A. When you sell a security that was purchased after the effective date (January 1, 2011, for stocks, and January 1, 2012, for mutual fund shares), you must select a tax lot relief methodology or instruct the broker or mutual fund family as to which lot of shares to sell by specifically identifying lots. A lot is created each time you purchase additional shares. Dividends reinvested also create a new lot. Lots purchased at different times and prices have a different holding period and cost basis. The tax lot relief methodology you use for shares acquired after the effective date can be different from the methodology used for shares acquired before the effective date.
By February 15 of the year following the applicable effective date (January 1, 2011, or January 1, 2012), the broker or mutual fund family will send you a Form 1099-B that will indicate the proceeds, adjusted cost basis, holding period, and resulting gain or loss for each sale. You are required to use this information when preparing your income tax return; it also will be reported directly to the IRS.

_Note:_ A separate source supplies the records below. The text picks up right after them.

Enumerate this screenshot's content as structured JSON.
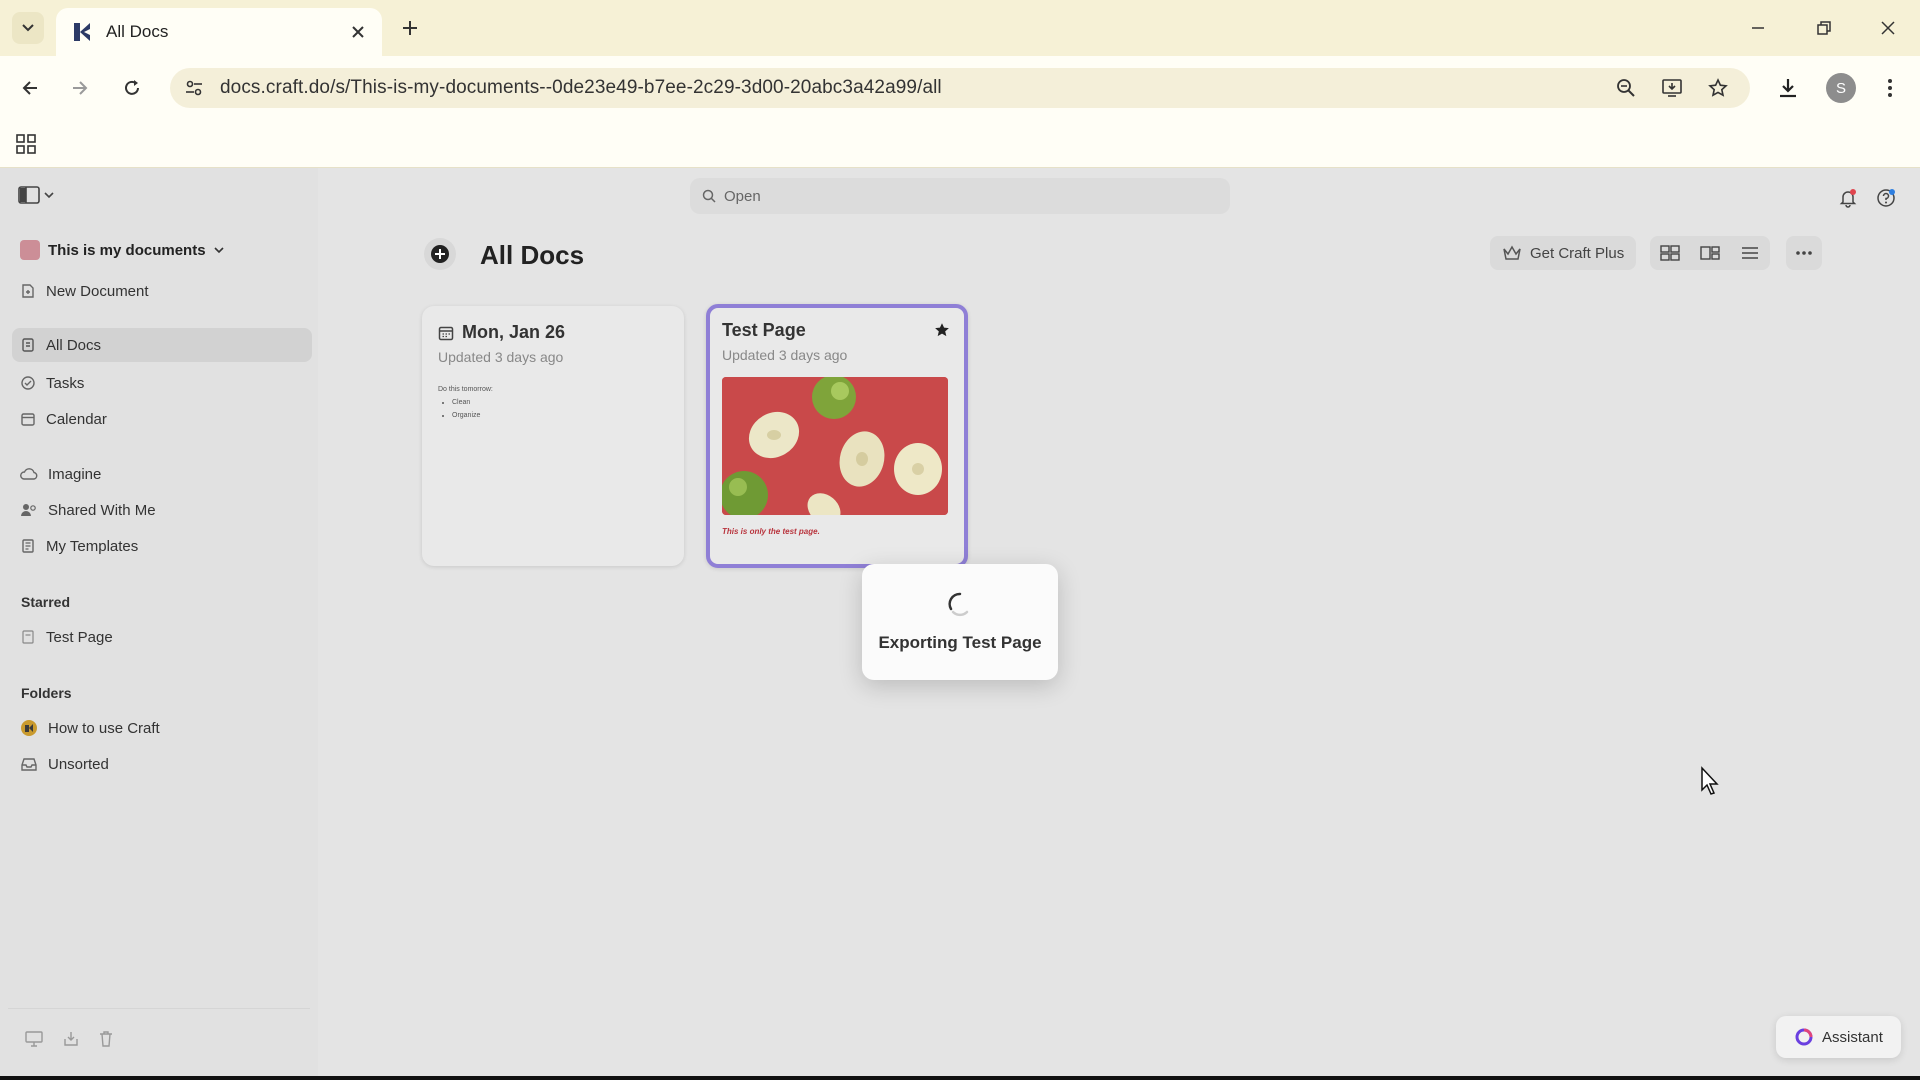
{
  "browser": {
    "tab_title": "All Docs",
    "url": "docs.craft.do/s/This-is-my-documents--0de23e49-b7ee-2c29-3d00-20abc3a42a99/all",
    "avatar_letter": "S"
  },
  "app": {
    "search_placeholder": "Open",
    "workspace_name": "This is my documents",
    "page_title": "All Docs",
    "get_plus_label": "Get Craft Plus",
    "assistant_label": "Assistant",
    "sidebar": {
      "new_document": "New Document",
      "main_items": [
        {
          "label": "All Docs",
          "icon": "docs-icon",
          "active": true
        },
        {
          "label": "Tasks",
          "icon": "tasks-icon"
        },
        {
          "label": "Calendar",
          "icon": "calendar-icon"
        }
      ],
      "secondary_items": [
        {
          "label": "Imagine",
          "icon": "cloud-icon"
        },
        {
          "label": "Shared With Me",
          "icon": "shared-icon"
        },
        {
          "label": "My Templates",
          "icon": "template-icon"
        }
      ],
      "starred_heading": "Starred",
      "starred_items": [
        {
          "label": "Test Page",
          "icon": "page-icon"
        }
      ],
      "folders_heading": "Folders",
      "folder_items": [
        {
          "label": "How to use Craft",
          "icon": "craft-folder-icon"
        },
        {
          "label": "Unsorted",
          "icon": "inbox-icon"
        }
      ]
    },
    "cards": [
      {
        "title": "Mon, Jan 26",
        "subtitle": "Updated 3 days ago",
        "preview_heading": "Do this tomorrow:",
        "preview_items": [
          "Clean",
          "Organize"
        ]
      },
      {
        "title": "Test Page",
        "subtitle": "Updated 3 days ago",
        "starred": true,
        "caption": "This is only the test page."
      }
    ],
    "toast": {
      "text": "Exporting Test Page"
    }
  },
  "colors": {
    "chrome_bg": "#f6f1d6",
    "selected_card_border": "#8f7fd6",
    "image_bg": "#c9494a",
    "caption": "#b8333c"
  }
}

The opinions in the preceding commentary are as of the date of publication and subject to change based on subsequent developments and may not reflect the views of the firm as a whole. This material is not intended to be legal or tax advice and is not to be relied upon as a forecast, or research or investment advice regarding a particular investment or the markets in general, nor is it intended to predict or depict performance of any investment. Investors should not assume that investments in the securities and/or sectors described were or will be profitable. This document is prepared based on information Lord Abbett deems reliable; however, Lord Abbett does not warrant the accuracy or completeness of the information. Investors should consult with a financial advisor prior to making an investment decision.
Investors should carefully consider the investment objectives, risks, charges, and expenses of the Lord Abbett funds. This and other important information is contained in each fund’s summary prospectus and/or prospectus. To obtain a prospectus or summary prospectus on any Lord Abbett mutual fund, contact your investment professional or Lord Abbett Distributor LLC at 888-522-2388 or visit us at www.lordabbett.com. Read the prospectus carefully before you invest.